Development of OpenStack, an open cloud platform project, is proceeding without a hitch. OpenStack has seen a sharp rise in the number of production deployments and half of the Fortune 500 companies have adopted it. In addition, the rapid shift to agile development is further accelerating the pace of deployment.
In this context, OpenStack Days Tokyo 2017, the largest open cloud event in Japan, took place for two days on July 20 and 21 at the Toranomon Hills Forum in Tokyo, under the theme "Open x Collaboration."
The event attracted much interest from development and operations engineers, and on the day, the venue was packed with as many as 3,000 participants seeking information on the latest OpenStack-related technology trends.

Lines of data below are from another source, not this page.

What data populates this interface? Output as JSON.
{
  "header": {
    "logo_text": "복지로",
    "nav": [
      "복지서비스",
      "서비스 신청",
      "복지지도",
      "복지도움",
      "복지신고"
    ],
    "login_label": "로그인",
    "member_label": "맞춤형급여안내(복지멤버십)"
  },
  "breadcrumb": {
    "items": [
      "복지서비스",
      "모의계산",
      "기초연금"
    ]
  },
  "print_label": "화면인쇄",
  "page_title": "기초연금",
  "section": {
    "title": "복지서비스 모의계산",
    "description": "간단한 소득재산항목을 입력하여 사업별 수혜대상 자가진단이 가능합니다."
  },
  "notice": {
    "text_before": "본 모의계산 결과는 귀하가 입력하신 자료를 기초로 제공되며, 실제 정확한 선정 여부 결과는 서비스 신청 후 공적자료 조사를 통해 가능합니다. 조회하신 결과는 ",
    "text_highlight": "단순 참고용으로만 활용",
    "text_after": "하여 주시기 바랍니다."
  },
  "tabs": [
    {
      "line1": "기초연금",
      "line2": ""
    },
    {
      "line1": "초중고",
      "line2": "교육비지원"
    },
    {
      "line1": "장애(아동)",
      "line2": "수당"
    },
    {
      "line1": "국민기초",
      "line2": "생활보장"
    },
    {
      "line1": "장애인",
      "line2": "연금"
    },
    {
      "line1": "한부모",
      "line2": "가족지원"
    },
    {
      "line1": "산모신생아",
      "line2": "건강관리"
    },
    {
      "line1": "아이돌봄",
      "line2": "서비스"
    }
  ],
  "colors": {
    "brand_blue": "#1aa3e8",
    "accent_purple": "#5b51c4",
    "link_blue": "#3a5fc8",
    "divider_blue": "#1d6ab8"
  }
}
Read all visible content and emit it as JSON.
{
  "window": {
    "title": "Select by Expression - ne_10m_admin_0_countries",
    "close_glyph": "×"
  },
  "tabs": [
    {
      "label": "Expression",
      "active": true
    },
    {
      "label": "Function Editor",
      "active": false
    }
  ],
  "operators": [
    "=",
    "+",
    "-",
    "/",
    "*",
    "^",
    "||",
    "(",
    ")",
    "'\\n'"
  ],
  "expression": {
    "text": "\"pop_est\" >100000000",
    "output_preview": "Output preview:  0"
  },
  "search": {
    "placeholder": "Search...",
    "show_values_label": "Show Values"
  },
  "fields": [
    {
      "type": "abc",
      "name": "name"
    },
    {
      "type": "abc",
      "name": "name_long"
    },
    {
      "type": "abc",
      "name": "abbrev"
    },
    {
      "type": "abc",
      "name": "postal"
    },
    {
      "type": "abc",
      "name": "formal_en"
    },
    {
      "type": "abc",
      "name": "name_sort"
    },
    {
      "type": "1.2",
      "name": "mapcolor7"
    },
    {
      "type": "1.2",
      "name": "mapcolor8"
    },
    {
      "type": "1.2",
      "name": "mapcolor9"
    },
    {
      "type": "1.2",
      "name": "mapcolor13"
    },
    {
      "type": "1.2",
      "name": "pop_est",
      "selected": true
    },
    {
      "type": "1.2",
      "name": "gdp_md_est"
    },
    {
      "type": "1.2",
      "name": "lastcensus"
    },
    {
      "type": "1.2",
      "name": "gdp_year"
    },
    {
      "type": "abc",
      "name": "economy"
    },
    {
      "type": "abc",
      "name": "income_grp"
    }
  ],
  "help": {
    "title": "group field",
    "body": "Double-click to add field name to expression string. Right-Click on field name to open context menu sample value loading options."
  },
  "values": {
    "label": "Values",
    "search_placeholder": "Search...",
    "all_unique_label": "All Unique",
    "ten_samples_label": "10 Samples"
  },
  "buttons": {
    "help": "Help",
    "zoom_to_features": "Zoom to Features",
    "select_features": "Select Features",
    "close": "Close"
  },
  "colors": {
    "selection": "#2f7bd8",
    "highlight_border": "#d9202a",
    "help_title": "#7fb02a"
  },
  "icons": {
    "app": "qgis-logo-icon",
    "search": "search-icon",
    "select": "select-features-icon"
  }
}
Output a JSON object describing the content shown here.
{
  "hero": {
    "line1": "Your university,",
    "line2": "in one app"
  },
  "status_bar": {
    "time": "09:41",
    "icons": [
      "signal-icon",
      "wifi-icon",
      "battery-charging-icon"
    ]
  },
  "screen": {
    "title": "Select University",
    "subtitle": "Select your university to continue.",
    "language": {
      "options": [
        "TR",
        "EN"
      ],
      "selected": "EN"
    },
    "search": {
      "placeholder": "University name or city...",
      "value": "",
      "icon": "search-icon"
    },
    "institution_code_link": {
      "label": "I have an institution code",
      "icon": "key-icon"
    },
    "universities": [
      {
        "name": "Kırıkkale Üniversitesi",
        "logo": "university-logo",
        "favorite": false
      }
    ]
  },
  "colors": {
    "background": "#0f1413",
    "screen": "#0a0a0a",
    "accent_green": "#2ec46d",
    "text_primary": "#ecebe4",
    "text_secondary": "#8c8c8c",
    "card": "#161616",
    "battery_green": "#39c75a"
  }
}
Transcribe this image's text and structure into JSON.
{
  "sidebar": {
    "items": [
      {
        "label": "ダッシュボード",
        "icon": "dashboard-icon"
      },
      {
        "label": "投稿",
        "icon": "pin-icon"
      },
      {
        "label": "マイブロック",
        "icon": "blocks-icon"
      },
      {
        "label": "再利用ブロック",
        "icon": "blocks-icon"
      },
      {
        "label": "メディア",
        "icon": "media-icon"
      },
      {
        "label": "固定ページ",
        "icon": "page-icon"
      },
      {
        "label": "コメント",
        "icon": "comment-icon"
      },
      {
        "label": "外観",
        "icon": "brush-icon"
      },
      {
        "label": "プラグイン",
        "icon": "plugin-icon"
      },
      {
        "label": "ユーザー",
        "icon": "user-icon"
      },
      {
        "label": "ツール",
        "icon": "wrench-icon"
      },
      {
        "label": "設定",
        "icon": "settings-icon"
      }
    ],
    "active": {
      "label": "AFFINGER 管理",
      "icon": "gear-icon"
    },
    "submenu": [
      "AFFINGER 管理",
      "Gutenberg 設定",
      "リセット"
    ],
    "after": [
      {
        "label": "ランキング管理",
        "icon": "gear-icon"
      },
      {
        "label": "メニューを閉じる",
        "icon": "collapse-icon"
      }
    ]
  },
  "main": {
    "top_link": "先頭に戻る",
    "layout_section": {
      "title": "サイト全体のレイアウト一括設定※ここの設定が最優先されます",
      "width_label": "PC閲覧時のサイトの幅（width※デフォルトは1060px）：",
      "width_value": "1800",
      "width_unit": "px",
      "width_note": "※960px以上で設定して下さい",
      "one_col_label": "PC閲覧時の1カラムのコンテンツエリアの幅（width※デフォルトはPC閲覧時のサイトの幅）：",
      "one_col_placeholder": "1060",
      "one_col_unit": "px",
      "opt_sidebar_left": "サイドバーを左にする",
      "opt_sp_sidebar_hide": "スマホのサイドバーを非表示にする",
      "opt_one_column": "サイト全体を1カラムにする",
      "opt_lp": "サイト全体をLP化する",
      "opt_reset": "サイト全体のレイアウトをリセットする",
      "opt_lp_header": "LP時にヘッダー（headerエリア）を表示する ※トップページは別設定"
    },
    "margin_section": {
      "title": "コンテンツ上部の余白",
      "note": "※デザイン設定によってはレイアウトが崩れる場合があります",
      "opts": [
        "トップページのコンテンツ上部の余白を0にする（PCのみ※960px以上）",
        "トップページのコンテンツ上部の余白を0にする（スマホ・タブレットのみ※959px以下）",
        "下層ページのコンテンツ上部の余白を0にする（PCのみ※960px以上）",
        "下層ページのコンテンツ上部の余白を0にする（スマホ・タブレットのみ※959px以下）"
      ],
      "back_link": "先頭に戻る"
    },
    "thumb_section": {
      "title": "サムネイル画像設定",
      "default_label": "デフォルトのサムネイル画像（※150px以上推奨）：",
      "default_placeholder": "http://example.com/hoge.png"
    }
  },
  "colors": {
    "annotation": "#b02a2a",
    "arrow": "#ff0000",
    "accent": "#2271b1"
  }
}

Fujitsu, as a platinum sponsor, participated in a sponsor session and a panel discussion. This is a report of the event.
80 Sessions, 40 Companies' Exhibition Booths
In the keynote address, Mark Collier, COO of the OpenStack Foundation, and Devin Davis from the Cloud Foundry Foundation discussed how digital transformation and cloud applications have sped up the development cycles of major companies and how linkage to surrounding OSS and edge computing would become an important field of cloud platforms.
There were 80 sessions, consisting of collaboration sessions between OSS communities including OpenStack, Cloud Foundry, and OPNFV, and other sessions on container technologies and related technologies. In addition, 40 companies set up booths to introduce their latest works to participants.
Challenges for the Best Practice of the IT Platform Supporting Your Digital Innovation - Sponsor Session
Toru Suzuki from Fujitsu kicked off the session with an explanation of Fujitsu's Cloud Service K5 ("K5").
He talked about how OpenStack automated network construction and instance deployment for PaaS-style mobile platforms and other agile development as well as how Fujitsu is proving efficiency through in-house practice. He then introduced the Nursery-School-Pupil Monitoring Service as a development case involving K5, which uses Cloud Foundry.
He also talked about in-house practices and user cases, both of which used OpenStack and Cloud Foundry, as well as Fujitsu's active commitment to community activities.
Panel Discussion Featuring Companies Promoting In-House Cloud Foundry Usage
Here, companies shared their experiences of deploying and using Cloud Foundry under different conditions.
Although their purpose for deploying was the same, there were differences in the timing of deployment and degree of usage: some had been using it since 2011, before the community was established, and others were going to start using it in production environments the following week.
Some expressed difficulties in deploying Cloud Foundry, and what they had in common was that they had provided various types of support, such as holding seminars, hands-on training and providing technical assistance, to promote usage.
There was also a panel discussion featuring service providers, who discussed the positioning of Cloud Foundry as a service and some aspects of the spread of Cloud Foundry such as users' characteristics.
Panel Discussion: Containers Changing the Cloud
A session on Kubernetes, a container operation management (orchestration) tool, also attracted attention.
The discussion covered the following four themes on the current Kubernetes that utilized containers and its expectations going forward: (1) what is suitable or not for Kubernetes, (2) benefit from and difficulties with Kubernetes, (3) Kubernetes 1.6/1.7 and (4) Kubernetes community and Japan.
In the session entitled "Kubernetes and the Ecosystem," Hiroyuki Kamezawa from Fujitsu introduced the OSS tools strongly related to Kubernetes.
Despite the intense heat during the two days of OpenStack Days Tokyo 2017, the lecture and exhibition halls were packed with participants. Every participant enthusiastically asked the presenters questions and expressed their opinions here and there, allowing everyone to realize how strong the trend to deploy OpenStack is.
Going forward, Fujitsu, as a gold member of the OpenStack Foundation, will continue its commitment to developing the ecosystem's core, OpenStack, on the front line based on the knowledge acquired through deploying in-house.